## [WORK ITEM]
Write out the full listing exactly as given, minus the images.

## [STORED DATA]
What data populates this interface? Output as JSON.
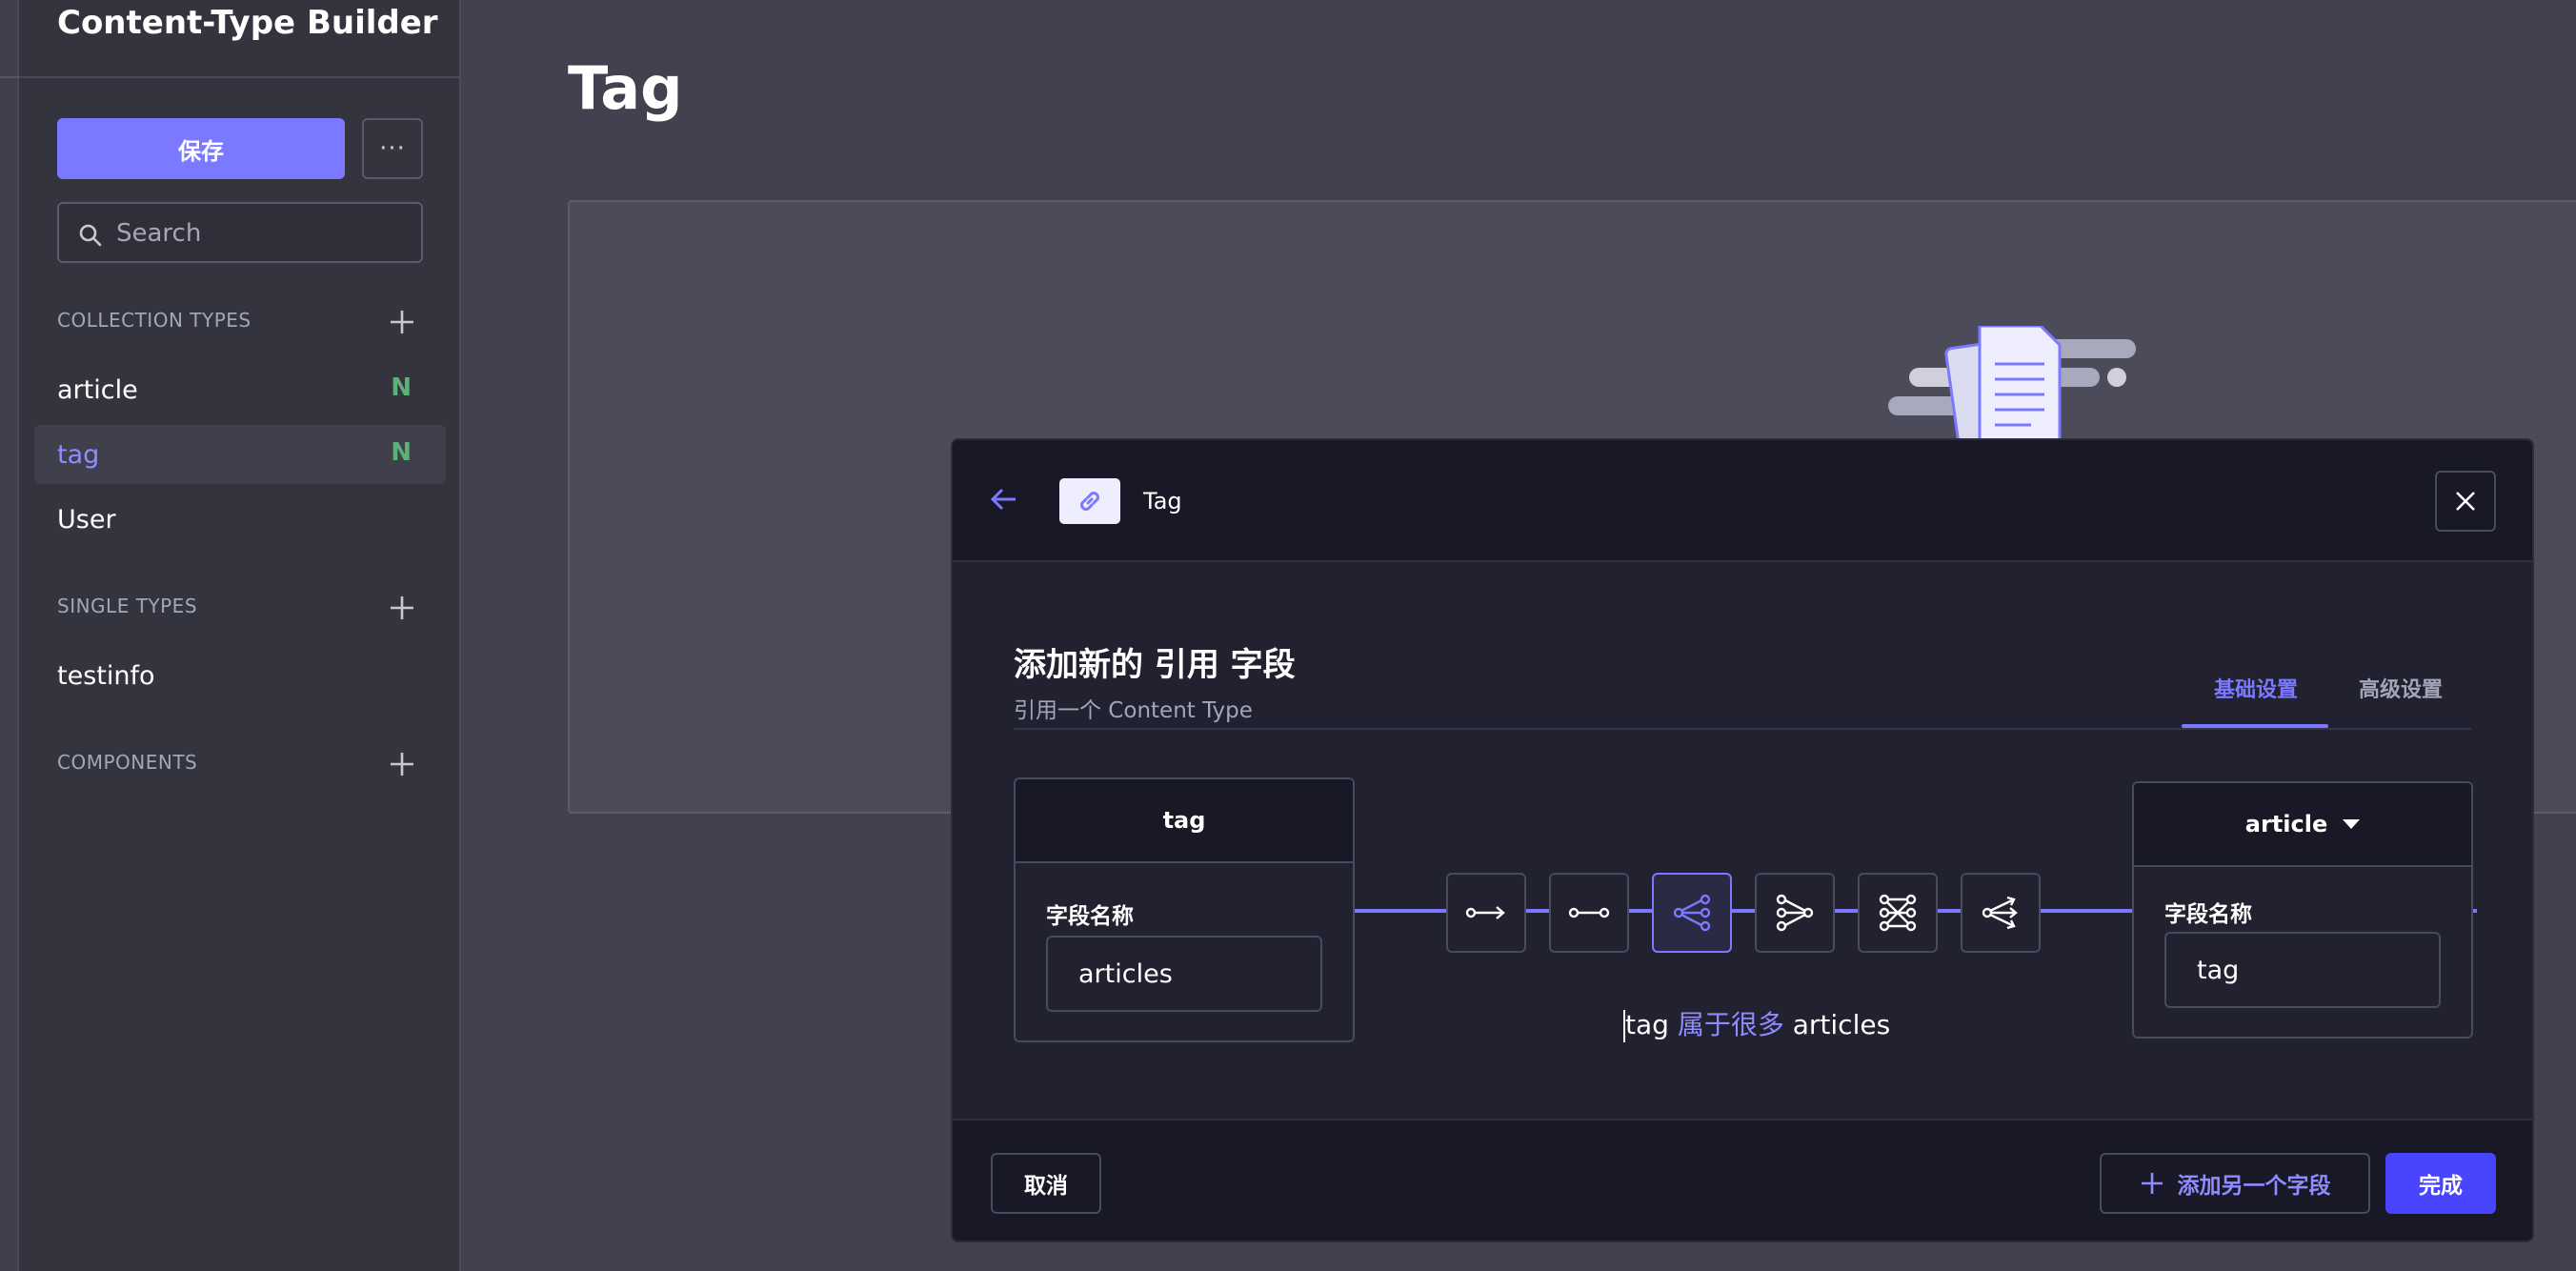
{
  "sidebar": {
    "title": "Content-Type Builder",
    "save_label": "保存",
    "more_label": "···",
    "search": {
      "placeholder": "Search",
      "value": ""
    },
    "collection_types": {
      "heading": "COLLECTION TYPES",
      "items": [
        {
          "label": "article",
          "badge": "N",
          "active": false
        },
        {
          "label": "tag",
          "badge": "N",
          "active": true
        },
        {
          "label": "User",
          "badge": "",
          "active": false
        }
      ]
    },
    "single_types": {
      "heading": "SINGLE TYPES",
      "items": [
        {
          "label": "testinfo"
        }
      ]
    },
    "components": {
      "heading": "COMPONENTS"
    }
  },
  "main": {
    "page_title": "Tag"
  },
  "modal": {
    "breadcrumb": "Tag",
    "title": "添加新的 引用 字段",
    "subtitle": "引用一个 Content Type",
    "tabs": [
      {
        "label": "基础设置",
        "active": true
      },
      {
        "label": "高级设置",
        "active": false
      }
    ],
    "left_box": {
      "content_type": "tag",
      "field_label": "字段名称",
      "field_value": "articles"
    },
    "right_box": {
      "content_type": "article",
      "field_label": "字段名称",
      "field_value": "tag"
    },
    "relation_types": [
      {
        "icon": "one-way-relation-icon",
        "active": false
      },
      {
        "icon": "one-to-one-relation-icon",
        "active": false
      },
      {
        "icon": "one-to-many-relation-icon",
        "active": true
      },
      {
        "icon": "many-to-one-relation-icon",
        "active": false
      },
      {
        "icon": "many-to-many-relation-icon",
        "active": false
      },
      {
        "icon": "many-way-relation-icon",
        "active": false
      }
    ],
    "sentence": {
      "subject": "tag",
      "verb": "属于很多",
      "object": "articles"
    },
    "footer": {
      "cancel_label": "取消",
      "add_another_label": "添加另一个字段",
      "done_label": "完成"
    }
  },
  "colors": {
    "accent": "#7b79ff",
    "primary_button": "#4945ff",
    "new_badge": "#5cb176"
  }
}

## [RESPONSE FOR THIS EXERCISE]
What data populates this interface? Output as JSON.
{
  "sidebar": {
    "title": "Content-Type Builder",
    "save_label": "保存",
    "more_label": "···",
    "search": {
      "placeholder": "Search",
      "value": ""
    },
    "collection_types": {
      "heading": "COLLECTION TYPES",
      "items": [
        {
          "label": "article",
          "badge": "N",
          "active": false
        },
        {
          "label": "tag",
          "badge": "N",
          "active": true
        },
        {
          "label": "User",
          "badge": "",
          "active": false
        }
      ]
    },
    "single_types": {
      "heading": "SINGLE TYPES",
      "items": [
        {
          "label": "testinfo"
        }
      ]
    },
    "components": {
      "heading": "COMPONENTS"
    }
  },
  "main": {
    "page_title": "Tag"
  },
  "modal": {
    "breadcrumb": "Tag",
    "title": "添加新的 引用 字段",
    "subtitle": "引用一个 Content Type",
    "tabs": [
      {
        "label": "基础设置",
        "active": true
      },
      {
        "label": "高级设置",
        "active": false
      }
    ],
    "left_box": {
      "content_type": "tag",
      "field_label": "字段名称",
      "field_value": "articles"
    },
    "right_box": {
      "content_type": "article",
      "field_label": "字段名称",
      "field_value": "tag"
    },
    "relation_types": [
      {
        "icon": "one-way-relation-icon",
        "active": false
      },
      {
        "icon": "one-to-one-relation-icon",
        "active": false
      },
      {
        "icon": "one-to-many-relation-icon",
        "active": true
      },
      {
        "icon": "many-to-one-relation-icon",
        "active": false
      },
      {
        "icon": "many-to-many-relation-icon",
        "active": false
      },
      {
        "icon": "many-way-relation-icon",
        "active": false
      }
    ],
    "sentence": {
      "subject": "tag",
      "verb": "属于很多",
      "object": "articles"
    },
    "footer": {
      "cancel_label": "取消",
      "add_another_label": "添加另一个字段",
      "done_label": "完成"
    }
  },
  "colors": {
    "accent": "#7b79ff",
    "primary_button": "#4945ff",
    "new_badge": "#5cb176"
  }
}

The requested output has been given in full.